The planetarium will be closed for upgrades Sep. 6–Oct. 20. Details.
Camels haven’t always been restricted to Africa and Asia. In fact, they originated in North America! Now, new evidence suggests that one of their earlier ancestors lived in the Arctic.
During the mid-Pliocene, about 3.5 million years ago, Earth’s average temperature was 2-3°C warmer than current levels, and the Arctic was a whopping 14°-22°C warmer than the temperatures in this region today. Earth didn’t even have a polar ice cap! Covered in a boreal-type forest environment, not tundra, the Arctic nonetheless experienced long periods of chilly darkness. Doesn’t sound like camel country…
For several years, researcher Natalia Rybczynski of the Canadian Museum of Nature worked with colleagues to collect fossils on Ellesmere Island, the northernmost island in Canada. They recently discovered 30 bone fragments which researchers determined to belong to the tibia bone of an ancient mammal’s leg.
To determine the animal species to which the tibia belonged, Rybczynski and her team utilized a fairly new technique called “collagen fingerprinting.” Minute amounts of collagen, the dominant protein found in bone, were extracted from the fossils. Using chemical markers for the peptides that make up collagen, the scientists developed a collagen profile. They then compared this profile to those of 37 modern mammal species, as well as that of a fossil camel found in the Yukon.
The collagen profile for the High Arctic camel most closely matched those of modern camels, specifically dromedaries (camels with one hump), as well as the Yukon giant camel, which is thought to be Paracamelus, the ancestor of modern camels.
“We now have a new fossil record to better understand camel evolution, since our research shows that the Paracamelus lineage inhabited northern North America for millions of years, and the simplest explanation for this pattern would be that Paracamelus originated there,” explains Rybczynski. “So perhaps some specializations seen in modern camels, such as their wide flat feet, large eyes and humps for fat may be adaptations derived from living in a polar environment.”
Other researchers agree that the camels’ adaptations may hold Arctic originations.

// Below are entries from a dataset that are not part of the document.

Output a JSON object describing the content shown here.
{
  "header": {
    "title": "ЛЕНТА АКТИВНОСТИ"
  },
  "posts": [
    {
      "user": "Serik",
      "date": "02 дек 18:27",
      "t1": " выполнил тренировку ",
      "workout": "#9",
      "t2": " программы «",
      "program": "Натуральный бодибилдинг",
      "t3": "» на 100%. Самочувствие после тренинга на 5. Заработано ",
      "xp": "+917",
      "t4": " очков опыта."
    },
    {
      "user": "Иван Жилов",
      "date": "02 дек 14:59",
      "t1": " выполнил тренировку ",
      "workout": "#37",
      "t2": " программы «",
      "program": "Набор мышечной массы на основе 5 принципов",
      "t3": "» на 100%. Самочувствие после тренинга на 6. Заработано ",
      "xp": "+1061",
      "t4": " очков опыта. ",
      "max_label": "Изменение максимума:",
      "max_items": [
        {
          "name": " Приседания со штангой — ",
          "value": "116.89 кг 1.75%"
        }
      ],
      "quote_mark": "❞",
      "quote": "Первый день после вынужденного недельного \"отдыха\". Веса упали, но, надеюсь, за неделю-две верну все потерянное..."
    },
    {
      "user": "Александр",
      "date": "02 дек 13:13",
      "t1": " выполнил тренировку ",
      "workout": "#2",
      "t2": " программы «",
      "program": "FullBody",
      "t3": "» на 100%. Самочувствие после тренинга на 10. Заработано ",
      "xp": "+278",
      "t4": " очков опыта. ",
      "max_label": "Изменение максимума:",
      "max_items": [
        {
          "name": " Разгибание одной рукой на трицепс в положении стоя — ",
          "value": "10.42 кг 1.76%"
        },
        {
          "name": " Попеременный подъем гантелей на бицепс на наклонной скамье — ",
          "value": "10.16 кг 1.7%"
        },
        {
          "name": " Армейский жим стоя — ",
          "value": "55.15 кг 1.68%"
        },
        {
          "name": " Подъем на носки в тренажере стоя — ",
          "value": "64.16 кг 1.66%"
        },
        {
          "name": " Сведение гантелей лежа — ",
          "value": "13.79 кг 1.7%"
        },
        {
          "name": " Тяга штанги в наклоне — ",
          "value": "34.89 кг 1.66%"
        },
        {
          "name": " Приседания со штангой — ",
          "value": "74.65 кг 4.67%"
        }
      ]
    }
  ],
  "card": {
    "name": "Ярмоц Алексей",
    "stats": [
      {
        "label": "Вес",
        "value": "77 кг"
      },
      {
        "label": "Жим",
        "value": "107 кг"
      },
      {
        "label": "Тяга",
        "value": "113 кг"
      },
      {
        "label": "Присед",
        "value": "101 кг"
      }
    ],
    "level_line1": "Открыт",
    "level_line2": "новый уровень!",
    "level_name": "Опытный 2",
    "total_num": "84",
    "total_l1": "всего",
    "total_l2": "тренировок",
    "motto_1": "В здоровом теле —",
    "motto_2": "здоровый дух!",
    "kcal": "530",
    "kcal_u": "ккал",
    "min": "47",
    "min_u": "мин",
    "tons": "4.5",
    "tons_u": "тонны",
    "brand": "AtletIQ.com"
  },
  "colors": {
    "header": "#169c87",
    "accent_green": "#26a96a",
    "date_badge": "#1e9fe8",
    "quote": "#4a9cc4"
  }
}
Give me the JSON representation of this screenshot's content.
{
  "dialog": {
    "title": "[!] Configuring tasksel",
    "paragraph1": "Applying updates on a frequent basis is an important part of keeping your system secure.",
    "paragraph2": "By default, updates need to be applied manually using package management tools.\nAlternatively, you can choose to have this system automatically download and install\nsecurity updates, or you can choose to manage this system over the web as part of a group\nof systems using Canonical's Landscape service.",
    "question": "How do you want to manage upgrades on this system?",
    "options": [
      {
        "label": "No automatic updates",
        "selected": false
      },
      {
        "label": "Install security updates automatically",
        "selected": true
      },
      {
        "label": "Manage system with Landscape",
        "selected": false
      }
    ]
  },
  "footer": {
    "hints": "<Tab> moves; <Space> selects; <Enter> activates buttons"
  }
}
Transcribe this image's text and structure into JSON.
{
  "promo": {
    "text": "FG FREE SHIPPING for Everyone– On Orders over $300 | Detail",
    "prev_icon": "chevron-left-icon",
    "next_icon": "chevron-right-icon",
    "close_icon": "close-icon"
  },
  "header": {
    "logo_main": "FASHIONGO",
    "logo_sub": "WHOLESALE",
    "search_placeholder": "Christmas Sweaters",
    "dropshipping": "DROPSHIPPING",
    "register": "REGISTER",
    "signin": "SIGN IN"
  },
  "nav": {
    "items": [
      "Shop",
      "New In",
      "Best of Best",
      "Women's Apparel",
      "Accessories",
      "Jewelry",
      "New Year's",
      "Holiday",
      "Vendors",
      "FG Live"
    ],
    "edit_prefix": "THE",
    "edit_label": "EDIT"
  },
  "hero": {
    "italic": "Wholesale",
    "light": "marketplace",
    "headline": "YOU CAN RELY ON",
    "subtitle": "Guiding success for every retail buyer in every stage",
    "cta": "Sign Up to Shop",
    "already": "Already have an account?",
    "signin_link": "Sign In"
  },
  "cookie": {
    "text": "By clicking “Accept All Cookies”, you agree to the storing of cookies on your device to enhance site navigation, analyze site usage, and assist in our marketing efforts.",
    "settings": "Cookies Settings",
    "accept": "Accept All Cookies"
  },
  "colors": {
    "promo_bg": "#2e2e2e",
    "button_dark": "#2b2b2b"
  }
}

Christine Janis from Brown University is quoted in Science News saying:
Many camel characteristics, such as long legs for efficient walking and fat-storing humps, may be adaptations to living in environments like the Arctic, where food is sparse and distributed at distant intervals.
The study was published earlier this week in Nature Communications.
Image: Julius T. Csotonyi